Here is a photo of the yard, after it was rehabbed. This is before we really added anything.

And here is a post-landscaping shot. We have two small blooming cherry trees in the yard, so in the spring time, we have gorgeous cherry blossom. In the winter, we usually have pansies...although Thomas (the pig) tends to want to eat them.  We also added a porch swing and rocking chairs to the front porch, making it a perfect place to sit on a summer evening.

Our Journey: House to Home

We purchased the "mansion" from Historic Macon Foundation in 2010. If you are not familiar with HMF, visit . Prepare to be amazed. This organization has truly made a lasting impact in the city of Macon. We are so proud to be part of the HMF initiative. Just five years ago, many of the neighborhoods surrounding the area were falling apart; it is now one of the most desirable places for people to live, thanks to innovative preservation and promotion.

<---This plaque hangs next to our front door.

This was a momentous occasion: installing our house numbers! 
That's me...with a drill in my hand. 

Our Minimal Mansion

Almost two years ago, my husband and I bought our very first house. The house is a small historic home (originally built in 1865), that was rehabbed before we bought. We jokingly call the 1300 square foot cottage our little "mansion" because it truly is the little house of our dreams. It may not be a mansion to most, but we cannot imagine starting life anywhere else.

If you have ever lived in an old home, you know how much "character" they can have. We are constantly learning something about our house. Our floors consist of old heart pine that are stained, cracked and imperfect. We LOVE them. There are holes in our floor (we call them charming), large enough that we have patched them with wine corks. We have high high ceilings, old crown molding and four fire places (none of which are functional). The house is truly special and it is our pride and joy.

Now, as a newly married couple, living in our first home together, we have learned a great deal about home improvements. I am fortunate to have married a man who is truly in love with handy work. He has not only single handedly landscaped both the front and back yard, but he has also completed a number of indoor projects that would make any pinterest fan drool. We have created quite the system for improving our living space; I find the idea and he builds it (with my supervision, of course).

SO...I have created this blog to rival that of the Young House Love people because I think that we are truly mastering the art of living life to the fullest in a small home. We are both passionate about historic homes and rehabilitation. We are also both passionate about utilizing space in the best way possible.

Stay tuned for photos, funnies and fantastic projects. We are continually learning and coming up with new ways to maximize our little mansion.
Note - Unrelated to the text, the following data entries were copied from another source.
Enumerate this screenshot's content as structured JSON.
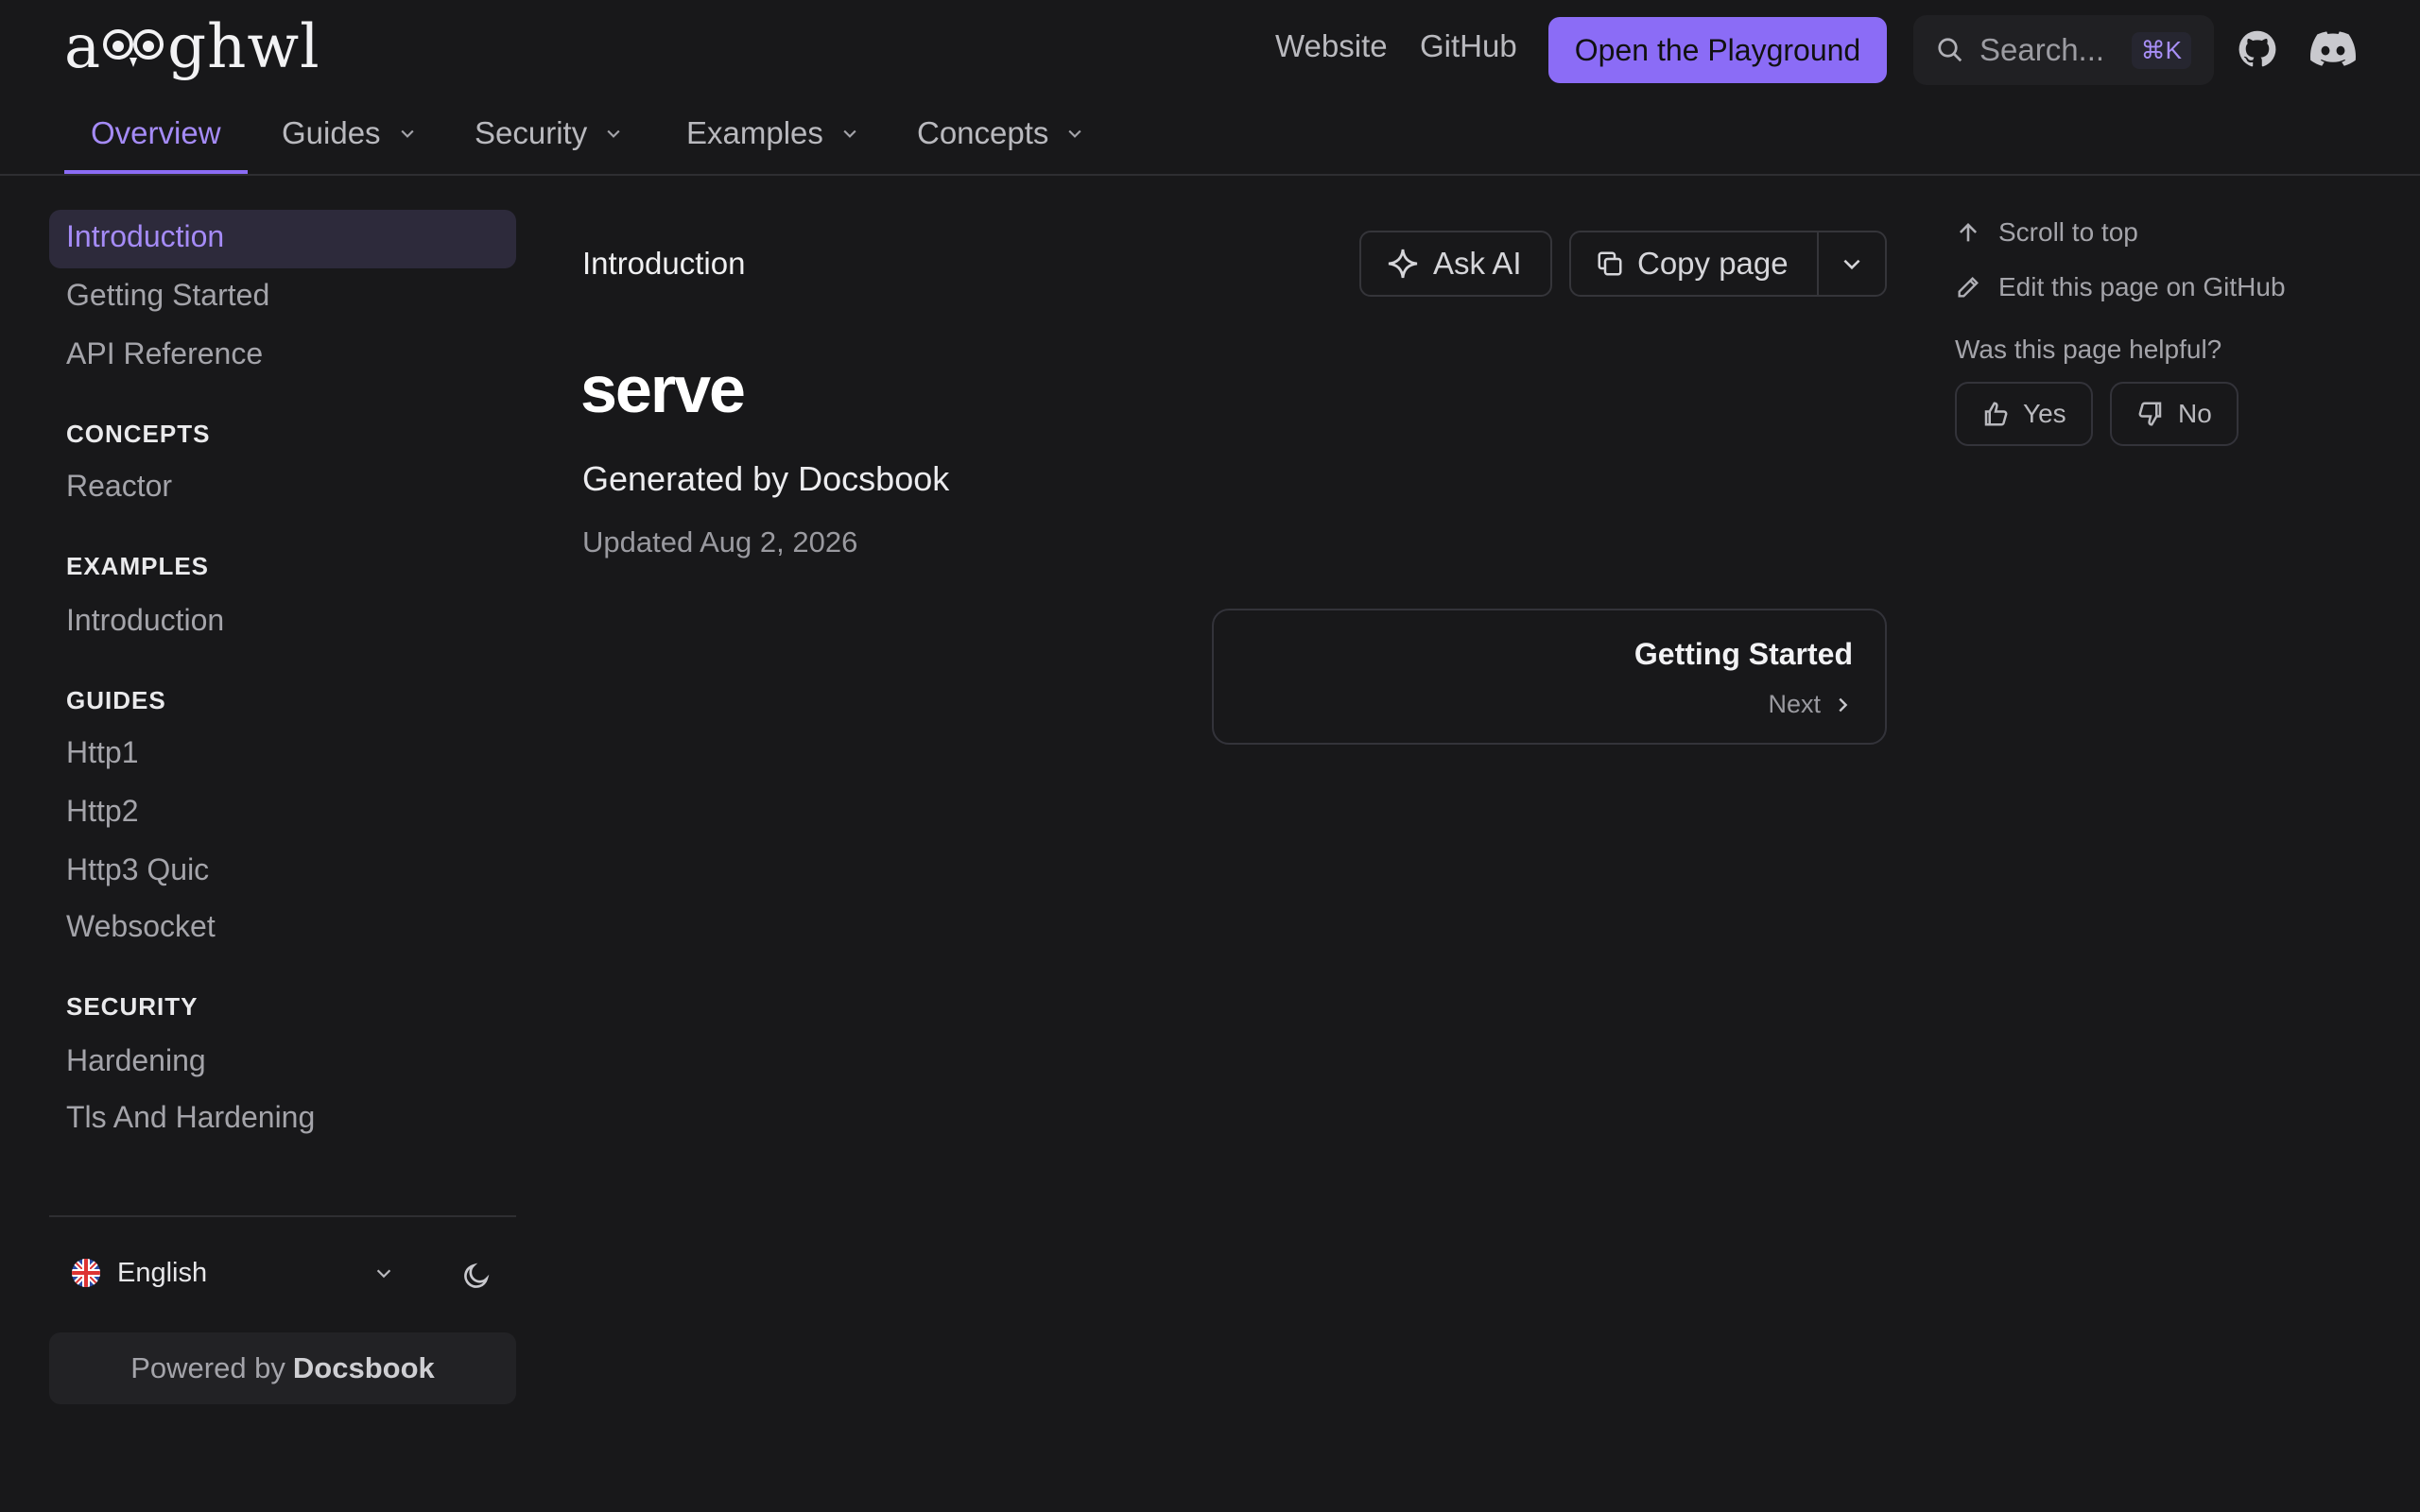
{
  "header": {
    "logo_text": "a ghwl",
    "nav_links": [
      "Website",
      "GitHub"
    ],
    "cta_label": "Open the Playground",
    "search_placeholder": "Search...",
    "search_shortcut": "⌘K",
    "icons": [
      "github-icon",
      "discord-icon"
    ]
  },
  "tabs": [
    {
      "label": "Overview",
      "active": true
    },
    {
      "label": "Guides"
    },
    {
      "label": "Security"
    },
    {
      "label": "Examples"
    },
    {
      "label": "Concepts"
    }
  ],
  "sidebar": {
    "items": [
      "Introduction",
      "Getting Started",
      "API Reference"
    ],
    "groups": [
      {
        "heading": "CONCEPTS",
        "items": [
          "Reactor"
        ]
      },
      {
        "heading": "EXAMPLES",
        "items": [
          "Introduction"
        ]
      },
      {
        "heading": "GUIDES",
        "items": [
          "Http1",
          "Http2",
          "Http3 Quic",
          "Websocket"
        ]
      },
      {
        "heading": "SECURITY",
        "items": [
          "Hardening",
          "Tls And Hardening"
        ]
      }
    ],
    "language": "English",
    "powered_prefix": "Powered by",
    "powered_brand": "Docsbook"
  },
  "main": {
    "breadcrumb": "Introduction",
    "ask_ai": "Ask AI",
    "copy_page": "Copy page",
    "title": "serve",
    "subtitle": "Generated by Docsbook",
    "updated": "Updated Aug 2, 2026",
    "next_title": "Getting Started",
    "next_label": "Next"
  },
  "rail": {
    "scroll_top": "Scroll to top",
    "edit_github": "Edit this page on GitHub",
    "helpful_q": "Was this page helpful?",
    "yes": "Yes",
    "no": "No"
  },
  "colors": {
    "accent": "#8b6cf6",
    "background": "#18181a"
  }
}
Here we are, in front of the mansion. That's Thomas, in case you were wondering. 
Marcie (the Shih tzu) missed this photo-op. Don't worry...she will make it into others.